- **WHAT YOU ARE ASKED TO DO**:
Please find every line of the listing below where "details" occurs and copy it.

• • • • •

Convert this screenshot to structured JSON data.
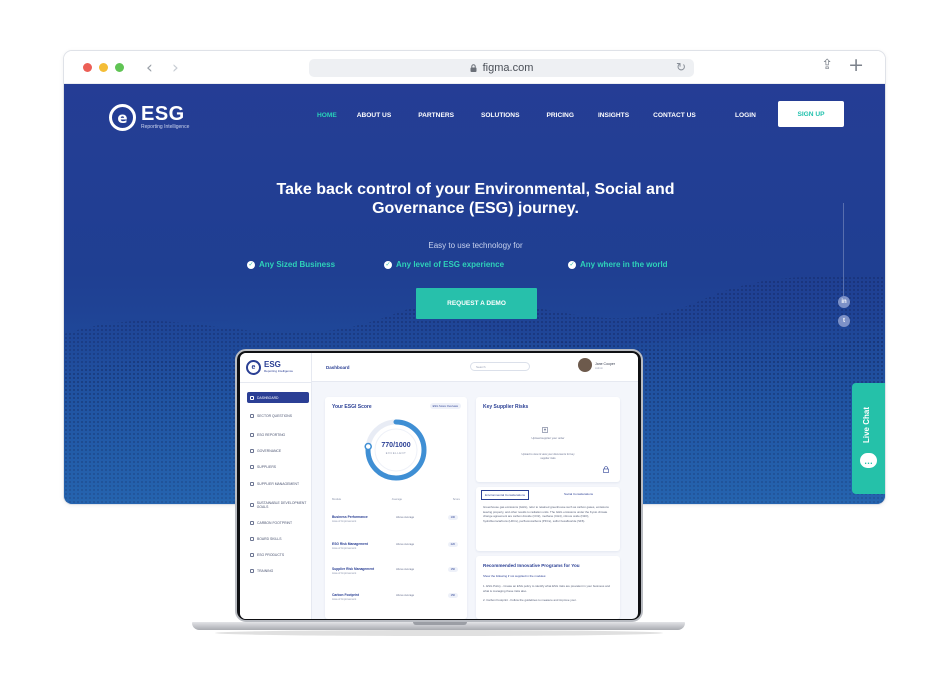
{
  "browser": {
    "url": "figma.com"
  },
  "site": {
    "logo_text": "ESG",
    "logo_sub": "Reporting Intelligence",
    "nav": [
      "HOME",
      "ABOUT US",
      "PARTNERS",
      "SOLUTIONS",
      "PRICING",
      "INSIGHTS",
      "CONTACT US"
    ],
    "login": "LOGIN",
    "signup": "SIGN UP",
    "hero_title_1": "Take back control of your Environmental, Social and",
    "hero_title_2": "Governance (ESG) journey.",
    "hero_sub": "Easy to use technology for",
    "features": [
      "Any Sized Business",
      "Any level of ESG experience",
      "Any where in the world"
    ],
    "cta": "REQUEST A DEMO",
    "social": [
      "in",
      "t"
    ],
    "live_chat": "Live Chat",
    "accent": "#27c0ab"
  },
  "dashboard": {
    "logo_text": "ESG",
    "logo_sub": "Reporting Intelligence",
    "title": "Dashboard",
    "search_placeholder": "Search",
    "user_name": "Jane Cooper",
    "user_role": "Admin",
    "sidebar": [
      "DASHBOARD",
      "SECTOR QUESTIONS",
      "ESG REPORTING",
      "GOVERNANCE",
      "SUPPLIERS",
      "SUPPLIER MANAGEMENT",
      "SUSTAINABLE DEVELOPMENT GOALS",
      "CARBON FOOTPRINT",
      "BOARD SKILLS",
      "ESG PRODUCTS",
      "TRAINING"
    ],
    "score_title": "Your ESGI Score",
    "score_pill": "ESG Score Overview",
    "score_value": "770/1000",
    "score_label": "EXCELLENT",
    "score_fraction": 0.77,
    "table_headers": [
      "Module",
      "Average",
      "Score"
    ],
    "rows": [
      {
        "name": "Business Performance",
        "sub": "Area of Improvement",
        "avg": "Above Average",
        "score": "100"
      },
      {
        "name": "ESG Risk Management",
        "sub": "Area of Improvement",
        "avg": "Above Average",
        "score": "220"
      },
      {
        "name": "Supplier Risk Management",
        "sub": "Area of Improvement",
        "avg": "Above Average",
        "score": "150"
      },
      {
        "name": "Carbon Footprint",
        "sub": "Area of Improvement",
        "avg": "Above Average",
        "score": "150"
      }
    ],
    "risk_title": "Key Supplier Risks",
    "risk_msg": "Upload supplier your order",
    "risk_msg2": "Upload to view & view your documents for key supplier risks",
    "tabs": [
      "Environmental Considerations",
      "Social Considerations"
    ],
    "env_text": "Greenhouse gas emissions (GHG), refer to retained greenhouse such as carbon gases, emissions leaving property, and other results to radiation units. The GHG emissions under the Kyoto climate change agreement are carbon dioxide (CO2), methane (CH4), nitrous oxide (N2O), hydrofluorocarbons (HFCs), perfluorocarbons (PFCs), sulfur hexafluoride (SF6).",
    "rec_title": "Recommended Innovative Programs for You",
    "rec_sub": "Show the following if not supplied in the modules:",
    "rec_items": [
      "1. ESG Policy - Create an ESG policy to identify what ESG risks are prevalent in your business and what is managing these risks also.",
      "2. Carbon Footprint - Follow the guidelines to measure and improve your."
    ]
  }
}
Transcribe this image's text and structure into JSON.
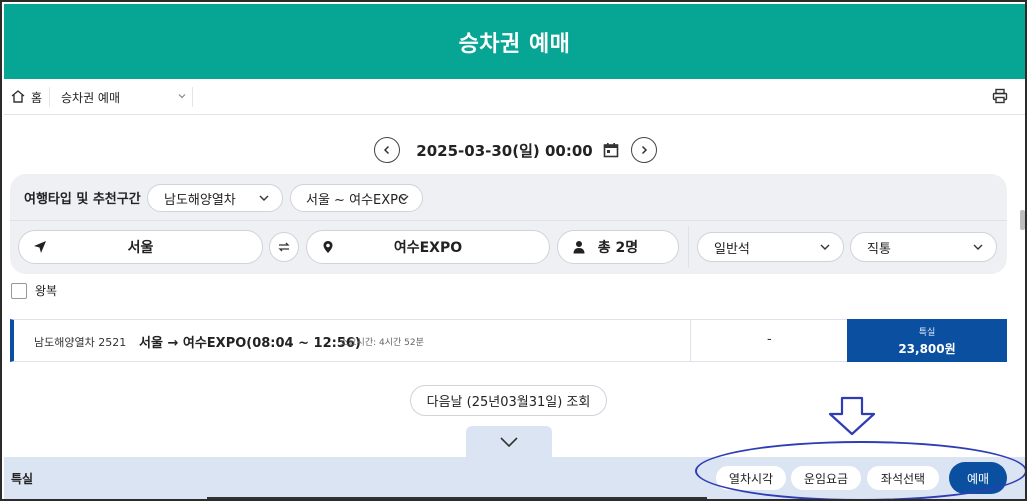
{
  "header": {
    "title": "승차권 예매"
  },
  "breadcrumb": {
    "home": "홈",
    "current": "승차권 예매"
  },
  "date": {
    "text": "2025-03-30(일) 00:00"
  },
  "search": {
    "title": "여행타입 및 추천구간",
    "travel_type": "남도해양열차",
    "route": "서울 ~ 여수EXPC",
    "departure": "서울",
    "arrival": "여수EXPO",
    "passengers": "총 2명",
    "seat_class": "일반석",
    "direct": "직통"
  },
  "roundtrip": {
    "label": "왕복"
  },
  "train": {
    "name": "남도해양열차 2521",
    "route": "서울 → 여수EXPO(08:04 ~ 12:56)",
    "duration": "소요시간: 4시간 52분",
    "general": "-",
    "fare_class": "특실",
    "fare_price": "23,800원"
  },
  "next_day": {
    "label": "다음날 (25년03월31일) 조회"
  },
  "bottom": {
    "label": "특실",
    "time_btn": "열차시각",
    "fare_btn": "운임요금",
    "seat_btn": "좌석선택",
    "book_btn": "예매"
  },
  "colors": {
    "header": "#07a594",
    "primary": "#0a4fa0",
    "annotation": "#2f3db5"
  }
}
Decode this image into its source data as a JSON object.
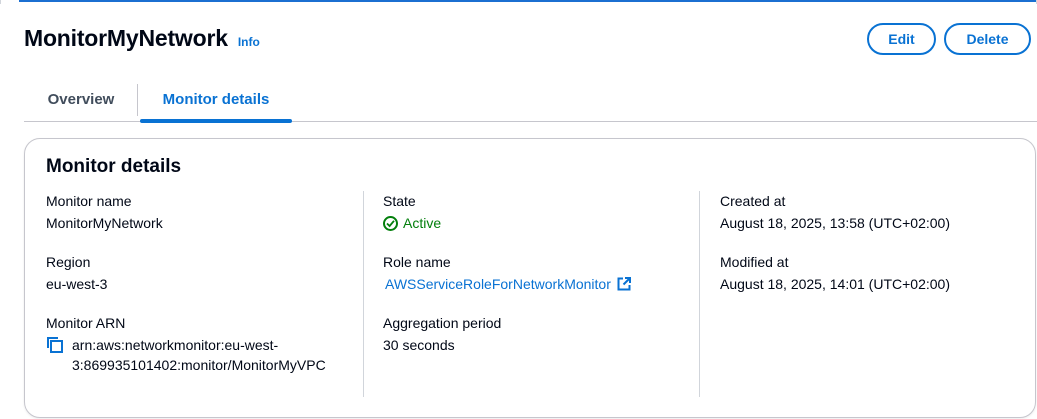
{
  "header": {
    "title": "MonitorMyNetwork",
    "info_label": "Info",
    "edit_label": "Edit",
    "delete_label": "Delete"
  },
  "tabs": [
    {
      "label": "Overview",
      "active": false
    },
    {
      "label": "Monitor details",
      "active": true
    }
  ],
  "details": {
    "title": "Monitor details",
    "monitor_name_label": "Monitor name",
    "monitor_name": "MonitorMyNetwork",
    "region_label": "Region",
    "region": "eu-west-3",
    "arn_label": "Monitor ARN",
    "arn": "arn:aws:networkmonitor:eu-west-3:869935101402:monitor/MonitorMyVPC",
    "state_label": "State",
    "state": "Active",
    "role_label": "Role name",
    "role": "AWSServiceRoleForNetworkMonitor",
    "aggregation_label": "Aggregation period",
    "aggregation": "30 seconds",
    "created_label": "Created at",
    "created": "August 18, 2025, 13:58 (UTC+02:00)",
    "modified_label": "Modified at",
    "modified": "August 18, 2025, 14:01 (UTC+02:00)"
  },
  "colors": {
    "accent": "#0972d3",
    "success": "#037f0c",
    "text": "#000716",
    "border": "#c6c6cd"
  },
  "icons": {
    "copy": "copy-icon",
    "status": "status-positive-icon",
    "external": "external-link-icon"
  }
}
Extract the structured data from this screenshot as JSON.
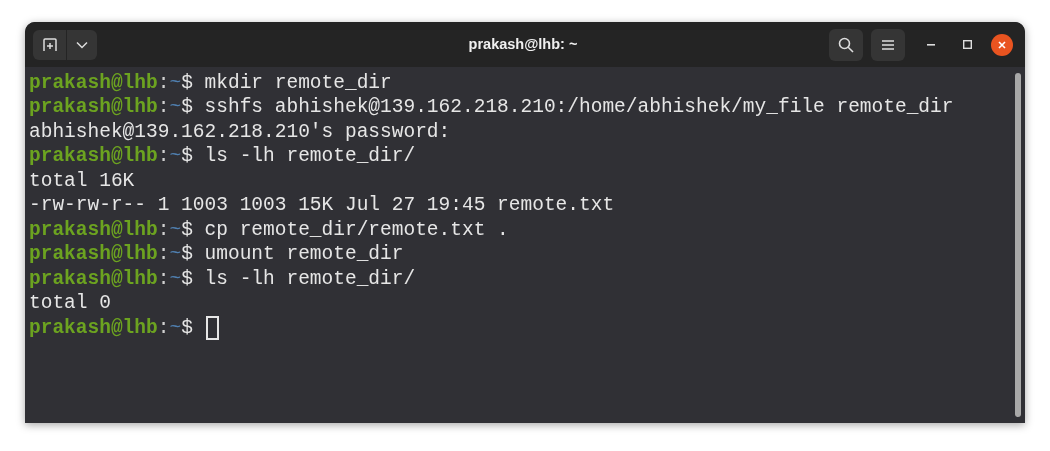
{
  "window": {
    "title": "prakash@lhb: ~"
  },
  "lines": [
    {
      "kind": "prompt",
      "user": "prakash@lhb",
      "separator": ":",
      "path": "~",
      "symbol": "$",
      "command": "mkdir remote_dir"
    },
    {
      "kind": "prompt",
      "user": "prakash@lhb",
      "separator": ":",
      "path": "~",
      "symbol": "$",
      "command": "sshfs abhishek@139.162.218.210:/home/abhishek/my_file remote_dir"
    },
    {
      "kind": "output",
      "text": "abhishek@139.162.218.210's password:"
    },
    {
      "kind": "prompt",
      "user": "prakash@lhb",
      "separator": ":",
      "path": "~",
      "symbol": "$",
      "command": "ls -lh remote_dir/"
    },
    {
      "kind": "output",
      "text": "total 16K"
    },
    {
      "kind": "output",
      "text": "-rw-rw-r-- 1 1003 1003 15K Jul 27 19:45 remote.txt"
    },
    {
      "kind": "prompt",
      "user": "prakash@lhb",
      "separator": ":",
      "path": "~",
      "symbol": "$",
      "command": "cp remote_dir/remote.txt ."
    },
    {
      "kind": "prompt",
      "user": "prakash@lhb",
      "separator": ":",
      "path": "~",
      "symbol": "$",
      "command": "umount remote_dir"
    },
    {
      "kind": "prompt",
      "user": "prakash@lhb",
      "separator": ":",
      "path": "~",
      "symbol": "$",
      "command": "ls -lh remote_dir/"
    },
    {
      "kind": "output",
      "text": "total 0"
    },
    {
      "kind": "current",
      "user": "prakash@lhb",
      "separator": ":",
      "path": "~",
      "symbol": "$"
    }
  ]
}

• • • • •

- **WORKED SOLUTION**:
      "label": "Monitor details",
  "details": {
    "title": "Monitor details",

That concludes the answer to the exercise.